Self-watering insane asylum

Innocently enough, these obsessions begin most always.  My coworker was telling me in detail of the DIY self-watering planter she had constructed out of buckets with spigots and capillary action and other perfectly logical small is beautiful human engineering techniques.  Without a diagram it wasn't sinking in, or slow dripping.

So, there we were last week in Thomas Jefferson's incredible 80'x1000' vegetable garden, and my sons asked me about those terracotta things in some rows. Maybe self-watering contraptions? I would have to find out, and I would not sleep until I did. Not.

In Monticello's garden 7/5/13

Back home with my downloaded photo I learned that these terracotta gizmos were cloches, also known as bell jars. That's when things got crazy.  


 noun \ˈklōsh\
  1. : a transparent plant cover used outdoors especially for protection against cold
  2. : a woman's close-fitting hat usually with deep rounded crown and narrow brim

The week went along and went along, and I started reading about Nellie Bly going undercover at the Blackwell's Island Insane Asylum. Bly went without sleep for several nights to seem crazy enough to be institutionalized, then had to pray her editor would eventually remember to get her back out.  After her release she powerfully described the inhumane conditions. Many inmates were poor immigrant women deemed insane when they could not speak English.  Matthew Goodman's book, Eighty Days is off to a good beginning. Reviews in Kirkus and Library Journal were intriguing.

If a cloche was also known as a bell jar, maybe I needed to read Sylvia Plath. Although I read J. D. Salinger's "Franny" (1961) several times, I somehow missed The Bell Jar (1971 first U.S. publication). Wasn't a bell jar like the German dome clock on my great-aunt's buffet?

That clock, now belonging to my brother, is a torsion pendulum clock. Thomas Jefferson's seven day clock in the entrance hall is a wonder with its cannonball weights dropping down through the floor. And haven't you ever wanted to just drop through the floor?

Great-aunt Emma's clock

Cover 1st U.S. edition 
Praying incessantly
Mom had one of these.

Diving bell, not Jacques Cousteau
So, what is a bell jar? What are those terracotta containers? Where is my hat?

cloche (n.) Look up cloche at Dictionary.com

type of bell jar, 1882, from French cloche "bell, bell glass" (12c.), from Late Latin clocca "bell" (see clock (n.1)). As a type of women's hat, recorded from 1907, so called from its shape.

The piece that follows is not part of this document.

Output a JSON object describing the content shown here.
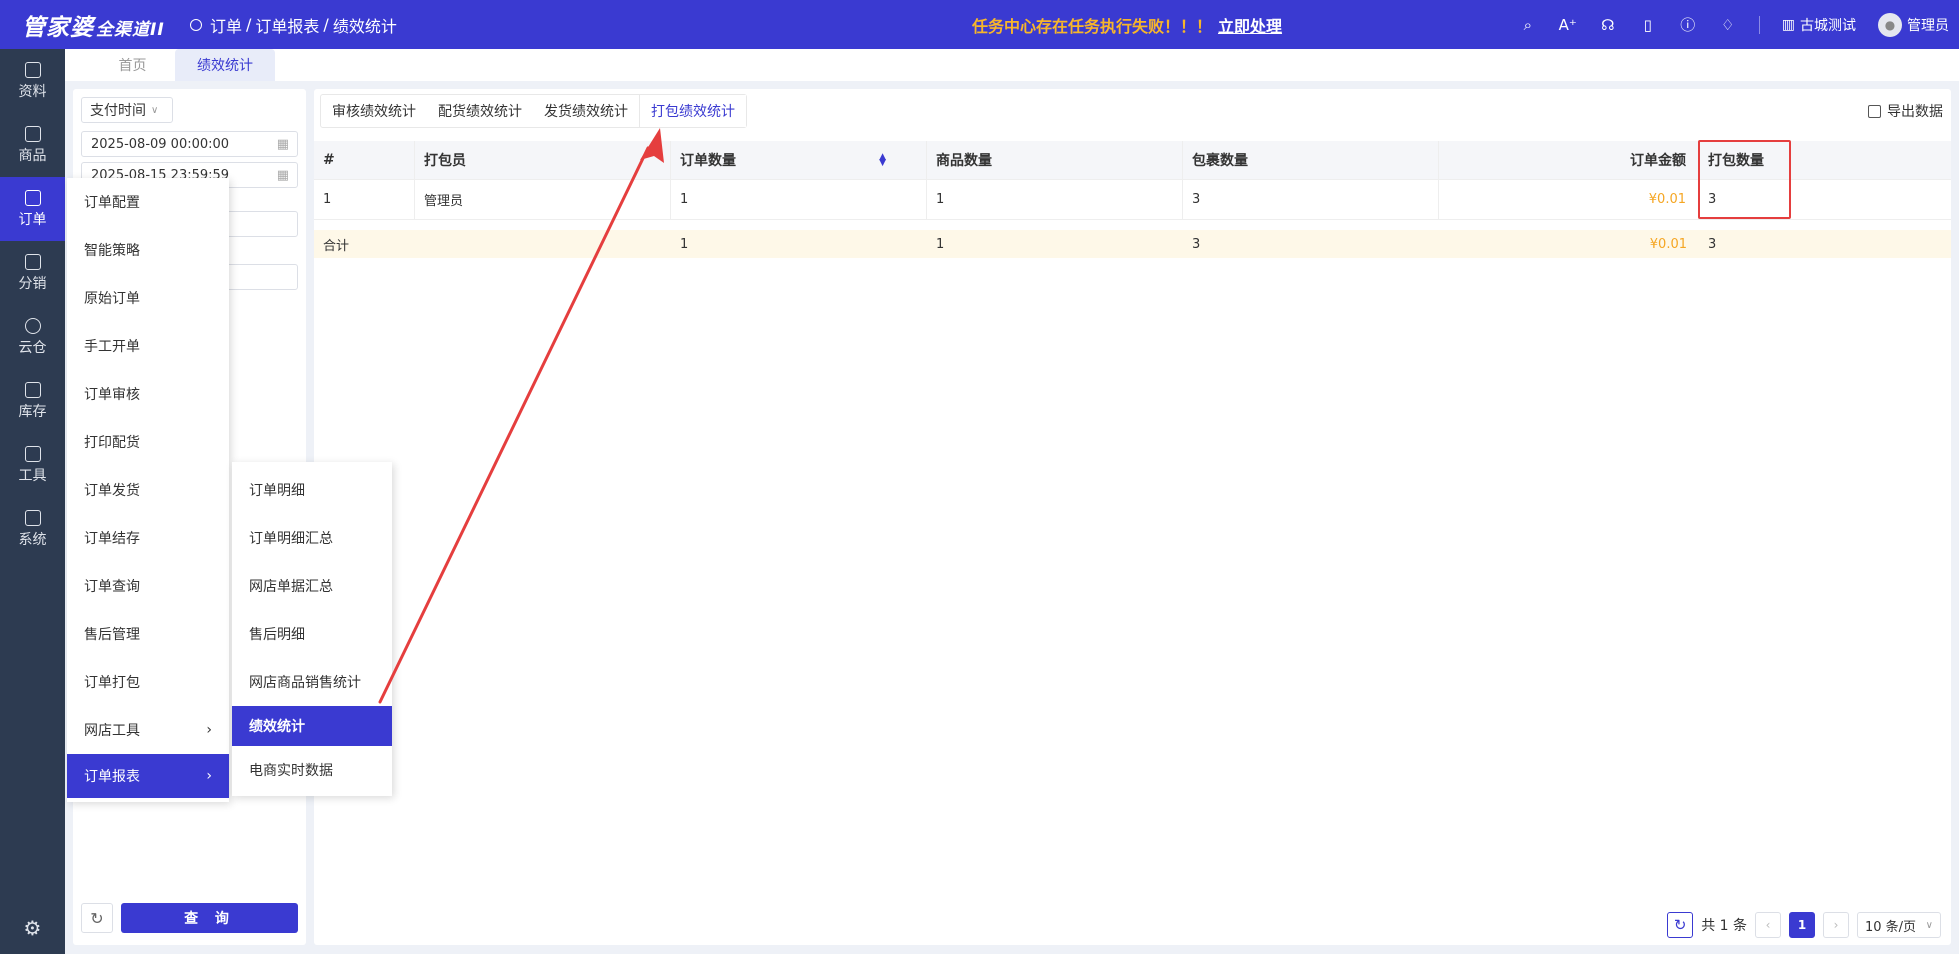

It's so cool that this one word, cloche, relates to bells, hats, and clocks. Cloche hats were in style about 1908-1938.  The fitted, bell-shaped hats could have brims down near the eyes, or turned up. I turned up some wild hat photos of my Auntie Em, but no flapper cloches.

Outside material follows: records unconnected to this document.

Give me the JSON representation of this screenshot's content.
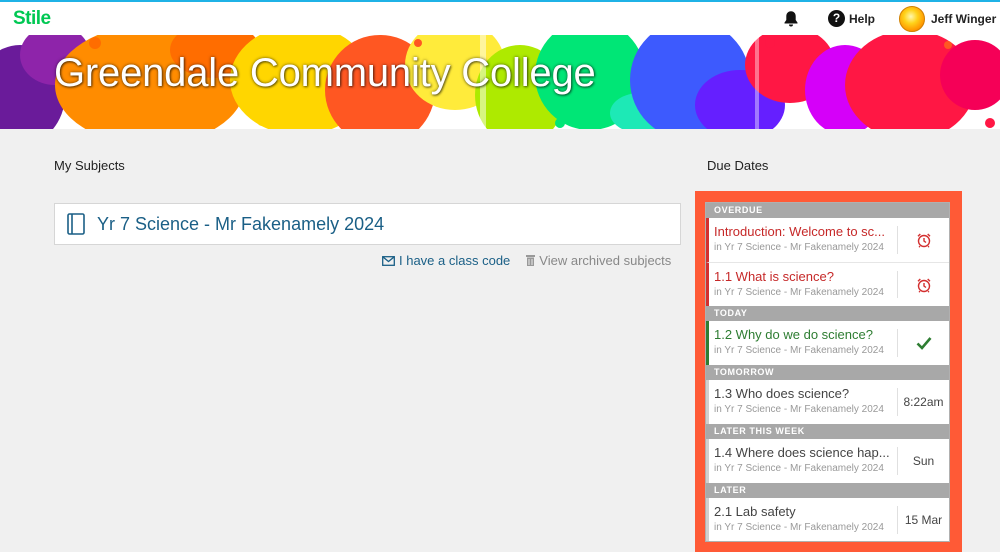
{
  "app": {
    "logo": "Stile",
    "accent": "#00c853",
    "topline_color": "#1fb2e6"
  },
  "header": {
    "bell_icon": "bell-icon",
    "help_label": "Help",
    "help_icon": "question-circle-icon",
    "user_name": "Jeff Winger"
  },
  "banner": {
    "title": "Greendale Community College"
  },
  "subjects": {
    "heading": "My Subjects",
    "items": [
      {
        "name": "Yr 7 Science - Mr Fakenamely 2024",
        "icon": "book-icon"
      }
    ],
    "class_code_label": "I have a class code",
    "class_code_icon": "envelope-icon",
    "archived_label": "View archived subjects",
    "archived_icon": "trash-icon"
  },
  "due": {
    "heading": "Due Dates",
    "frame_color": "#ff5a36",
    "groups": [
      {
        "label": "OVERDUE",
        "items": [
          {
            "title": "Introduction: Welcome to sc...",
            "subject": "in Yr 7 Science - Mr Fakenamely 2024",
            "status": "overdue",
            "side_icon": "alarm-clock-icon"
          },
          {
            "title": "1.1 What is science?",
            "subject": "in Yr 7 Science - Mr Fakenamely 2024",
            "status": "overdue",
            "side_icon": "alarm-clock-icon"
          }
        ]
      },
      {
        "label": "TODAY",
        "items": [
          {
            "title": "1.2 Why do we do science?",
            "subject": "in Yr 7 Science - Mr Fakenamely 2024",
            "status": "today",
            "side_icon": "checkmark-icon"
          }
        ]
      },
      {
        "label": "TOMORROW",
        "items": [
          {
            "title": "1.3 Who does science?",
            "subject": "in Yr 7 Science - Mr Fakenamely 2024",
            "status": "plain",
            "side_text": "8:22am"
          }
        ]
      },
      {
        "label": "LATER THIS WEEK",
        "items": [
          {
            "title": "1.4 Where does science hap...",
            "subject": "in Yr 7 Science - Mr Fakenamely 2024",
            "status": "plain",
            "side_text": "Sun"
          }
        ]
      },
      {
        "label": "LATER",
        "items": [
          {
            "title": "2.1 Lab safety",
            "subject": "in Yr 7 Science - Mr Fakenamely 2024",
            "status": "plain",
            "side_text": "15 Mar"
          }
        ]
      }
    ]
  }
}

Plath uses the bell jar image to evoke bad dreams, lab experiments, and stewing in our own sour air. Many bell jars for the garden are equipped with an adjustable air vent. In lab experiments a bell jar can be used to create a vacuum. Specimen jars and physics experiment images appear often in Plath's novel, which I finally read last night and this rainy morning. The novel's description of descent into insanity and life in sanitariums is as chilling as Bly's, and maybe together they are too much for just one week.

Jefferson's terracotta cloches could incubate young plants from late frosts, protect them from birds, insects, deer, slugs, high winds, and hail. They were used to blanch vegetables to get a delicate flavor and texture bykeeping them in the dark. Apparently this Founding Father liked his sea kale white.

Glass garden cloches are more decorative, but just as practical. They warm the soil and hasten germination. I learned a great deal Barbara Wells Sarudy's Early American Gardens blog, and have placed a link in the right sidebar.

My Auntie Em models several styles of hats in these photos. She is always the person on the right.

© 2013 Nancy L. Ruder

1 comment:

Kathleen said...

I learned a lot here! Including not to wear a bell jar on my head!